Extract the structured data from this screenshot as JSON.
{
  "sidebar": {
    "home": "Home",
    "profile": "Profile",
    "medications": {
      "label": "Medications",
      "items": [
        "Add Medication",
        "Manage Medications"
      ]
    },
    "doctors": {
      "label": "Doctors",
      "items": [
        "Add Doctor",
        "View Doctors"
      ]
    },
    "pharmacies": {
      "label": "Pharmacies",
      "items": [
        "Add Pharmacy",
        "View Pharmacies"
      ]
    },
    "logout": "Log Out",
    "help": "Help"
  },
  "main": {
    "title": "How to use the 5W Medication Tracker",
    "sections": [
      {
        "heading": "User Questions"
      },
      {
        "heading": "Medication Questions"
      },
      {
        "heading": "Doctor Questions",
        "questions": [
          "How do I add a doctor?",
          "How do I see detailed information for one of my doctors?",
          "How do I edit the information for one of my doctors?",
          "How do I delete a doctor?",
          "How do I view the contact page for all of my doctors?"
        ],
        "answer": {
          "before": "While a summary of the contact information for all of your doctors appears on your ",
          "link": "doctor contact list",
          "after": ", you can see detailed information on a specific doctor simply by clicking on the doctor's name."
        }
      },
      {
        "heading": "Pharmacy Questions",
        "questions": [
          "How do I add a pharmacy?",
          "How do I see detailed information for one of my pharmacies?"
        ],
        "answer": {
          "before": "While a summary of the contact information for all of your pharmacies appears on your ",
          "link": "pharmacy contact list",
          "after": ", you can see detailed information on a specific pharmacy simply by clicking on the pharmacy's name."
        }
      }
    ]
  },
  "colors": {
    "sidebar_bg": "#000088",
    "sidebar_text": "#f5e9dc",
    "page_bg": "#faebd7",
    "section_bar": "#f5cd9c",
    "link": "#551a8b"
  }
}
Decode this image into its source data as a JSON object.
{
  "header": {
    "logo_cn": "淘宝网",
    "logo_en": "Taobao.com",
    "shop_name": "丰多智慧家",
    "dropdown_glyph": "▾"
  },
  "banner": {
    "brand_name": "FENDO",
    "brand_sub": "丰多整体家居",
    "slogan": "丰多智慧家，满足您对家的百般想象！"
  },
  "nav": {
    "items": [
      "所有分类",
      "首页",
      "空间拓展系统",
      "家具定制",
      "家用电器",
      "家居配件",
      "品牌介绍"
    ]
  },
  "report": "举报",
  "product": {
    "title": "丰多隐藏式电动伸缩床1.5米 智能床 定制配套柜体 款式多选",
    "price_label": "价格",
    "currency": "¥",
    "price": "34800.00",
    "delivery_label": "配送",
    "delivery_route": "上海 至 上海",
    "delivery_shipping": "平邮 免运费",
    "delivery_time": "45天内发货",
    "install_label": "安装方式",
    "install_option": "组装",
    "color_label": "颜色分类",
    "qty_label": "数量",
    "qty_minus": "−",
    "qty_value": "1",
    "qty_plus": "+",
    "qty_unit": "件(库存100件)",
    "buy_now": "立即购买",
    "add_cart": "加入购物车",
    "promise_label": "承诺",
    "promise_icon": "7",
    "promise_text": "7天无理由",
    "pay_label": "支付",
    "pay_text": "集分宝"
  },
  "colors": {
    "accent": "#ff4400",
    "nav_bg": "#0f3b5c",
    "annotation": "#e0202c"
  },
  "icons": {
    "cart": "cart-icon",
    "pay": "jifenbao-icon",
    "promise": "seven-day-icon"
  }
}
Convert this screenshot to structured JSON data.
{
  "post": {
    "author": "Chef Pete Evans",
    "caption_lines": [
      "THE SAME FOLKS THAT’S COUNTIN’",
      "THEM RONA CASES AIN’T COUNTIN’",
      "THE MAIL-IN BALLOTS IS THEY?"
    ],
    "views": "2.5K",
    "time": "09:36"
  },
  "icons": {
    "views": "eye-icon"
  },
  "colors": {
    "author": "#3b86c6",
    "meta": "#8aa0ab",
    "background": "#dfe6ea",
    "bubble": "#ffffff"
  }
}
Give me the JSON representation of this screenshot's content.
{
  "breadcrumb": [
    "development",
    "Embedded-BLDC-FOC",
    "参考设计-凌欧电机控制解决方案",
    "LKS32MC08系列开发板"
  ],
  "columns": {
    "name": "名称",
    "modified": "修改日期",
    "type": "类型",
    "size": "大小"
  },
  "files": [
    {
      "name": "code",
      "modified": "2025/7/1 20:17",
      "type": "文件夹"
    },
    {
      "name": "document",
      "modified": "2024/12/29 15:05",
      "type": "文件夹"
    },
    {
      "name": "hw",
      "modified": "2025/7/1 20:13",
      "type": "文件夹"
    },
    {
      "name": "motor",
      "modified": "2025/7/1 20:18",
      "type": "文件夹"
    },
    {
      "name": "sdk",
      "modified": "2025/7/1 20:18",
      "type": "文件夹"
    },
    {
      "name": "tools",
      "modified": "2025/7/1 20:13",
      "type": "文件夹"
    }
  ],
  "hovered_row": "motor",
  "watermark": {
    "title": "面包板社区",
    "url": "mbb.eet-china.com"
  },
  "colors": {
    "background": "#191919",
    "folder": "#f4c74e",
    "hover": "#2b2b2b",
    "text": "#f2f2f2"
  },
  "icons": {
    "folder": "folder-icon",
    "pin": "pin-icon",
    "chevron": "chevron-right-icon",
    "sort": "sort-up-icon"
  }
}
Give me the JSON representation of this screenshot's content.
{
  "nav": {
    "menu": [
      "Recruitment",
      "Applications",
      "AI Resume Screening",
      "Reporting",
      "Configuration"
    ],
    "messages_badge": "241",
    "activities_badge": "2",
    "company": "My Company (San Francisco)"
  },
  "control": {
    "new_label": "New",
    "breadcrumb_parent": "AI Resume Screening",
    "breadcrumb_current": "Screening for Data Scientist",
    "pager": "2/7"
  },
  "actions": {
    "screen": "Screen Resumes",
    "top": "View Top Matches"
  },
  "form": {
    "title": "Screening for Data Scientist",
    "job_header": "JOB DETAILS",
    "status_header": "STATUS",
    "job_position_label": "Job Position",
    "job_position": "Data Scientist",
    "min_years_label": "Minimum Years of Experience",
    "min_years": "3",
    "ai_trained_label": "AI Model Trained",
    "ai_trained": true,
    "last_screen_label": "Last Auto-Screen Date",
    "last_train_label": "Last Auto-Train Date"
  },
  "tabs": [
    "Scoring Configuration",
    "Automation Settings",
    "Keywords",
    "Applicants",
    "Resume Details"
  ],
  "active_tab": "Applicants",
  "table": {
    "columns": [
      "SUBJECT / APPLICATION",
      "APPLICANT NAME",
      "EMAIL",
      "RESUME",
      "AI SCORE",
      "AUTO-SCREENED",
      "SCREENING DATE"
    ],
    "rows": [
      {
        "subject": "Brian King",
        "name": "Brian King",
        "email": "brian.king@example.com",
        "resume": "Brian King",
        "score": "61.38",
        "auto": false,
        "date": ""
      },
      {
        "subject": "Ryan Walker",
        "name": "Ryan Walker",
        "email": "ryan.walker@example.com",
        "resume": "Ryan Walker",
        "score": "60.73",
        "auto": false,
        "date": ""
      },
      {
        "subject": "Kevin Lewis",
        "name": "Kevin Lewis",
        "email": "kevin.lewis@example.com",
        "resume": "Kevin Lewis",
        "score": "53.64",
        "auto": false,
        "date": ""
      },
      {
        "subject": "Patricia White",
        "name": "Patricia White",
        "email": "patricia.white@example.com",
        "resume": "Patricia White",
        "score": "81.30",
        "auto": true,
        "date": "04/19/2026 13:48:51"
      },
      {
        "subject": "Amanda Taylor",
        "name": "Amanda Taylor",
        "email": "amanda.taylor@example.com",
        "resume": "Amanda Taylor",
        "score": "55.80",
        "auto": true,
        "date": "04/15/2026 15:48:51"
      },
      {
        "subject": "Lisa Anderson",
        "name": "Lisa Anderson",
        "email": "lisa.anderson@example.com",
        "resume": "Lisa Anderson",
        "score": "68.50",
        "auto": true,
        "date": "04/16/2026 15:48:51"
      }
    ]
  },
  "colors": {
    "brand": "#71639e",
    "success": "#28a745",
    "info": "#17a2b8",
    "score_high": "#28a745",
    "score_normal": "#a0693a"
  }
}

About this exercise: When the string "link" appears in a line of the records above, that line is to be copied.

Exercise result:
          "link": "doctor contact list",
          "link": "pharmacy contact list",
    "link": "#551a8b"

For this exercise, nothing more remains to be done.